With respect to currency trading, though, no such framework exists. Some people will argue that based upon econometric modeling they can determine at which prices currencies should trade, but that is folly. With the worldwide monetary system backed by nothing of intrinsic value, currencies tend to take on personalities of their own. Instead of calculating what prices should be, we determine the trends and look for correlation across instruments to deliver profitable trades.
Consider the U.S. dollar. As the world's reserve currency, the dollar holds a special position in the international monetary system. It is seen as a safe haven where people flock when times are bad. During the financial crisis, the dollar rallied strongly as people ran from risk and sought safety. When the equity markets bottomed in March, the dollar reached its peak. As the stock market rallied, the dollar carved out a traditional head-and-shoulders reversal and has moved lower since. In fact, with the current decline, the dollar has now reached the initial downside target (blue box) that I identified in the May 25 newsletter.

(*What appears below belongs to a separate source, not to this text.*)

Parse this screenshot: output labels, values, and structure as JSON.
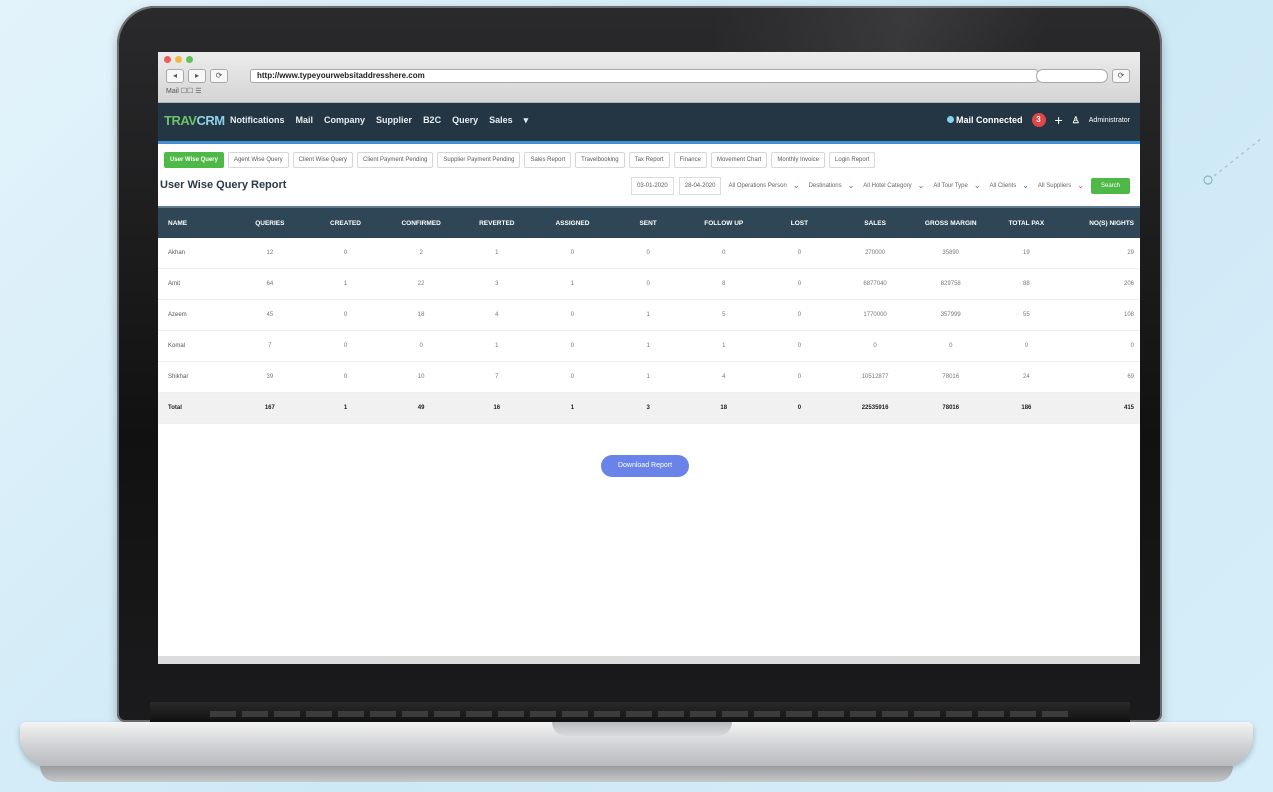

To benefit from a declining dollar, I took two different positions in my weekly newsletter EPIC Insights. The first was a currency ETF that benefits directly from dollar weakness-the Brazilian Real Fund (BZF). As the dollar falls in relation to other currencies, BZF rises. The other has a more indirect connection-the Powershares DB Commodity Index Fund (DBC).
Since most commodities are priced in dollars, a declining dollar leads to higher commodity prices. A change in the rate of the dollar alone does not change the level of underlying demand. Instead, since the demand of foreign purchases of commodities is the same and these foreign currencies have gone up in value versus the dollar, a falling dollar will drive commodities higher in order to make the net expense the same.
Given the decline in the dollar, our investments in BZF and DBC are higher by 27% and 7%, respectively. With these profits accounted for, my attention is fixated on where the dollar goes from here. My guess is higher.
Based on market sentiment and trade activity, it appears that nearly everyone is short the dollar. While I remain concerned over rising deficits and a left-leaning government, I think the trend has moved too far. Charts of BZF and the British pound tell a familiar story of foreign currencies running up long trends that are on the cusp of being broken. Combine the pending trend breakdown with the dollar having traded to the reversal price target and we are seeing the setup of dollar strength.
The dollar may eventually drift somewhat lower, but the next dramatic move will be to the upside. Having correctly called and profited from the decline, I will not stand idle and watch gains morph into losses. Instead, I will act as I often do and move to the sidelines while awaiting the next opportunity. I recommend selling the positions in BZF and DBC as this week's fundamental trade.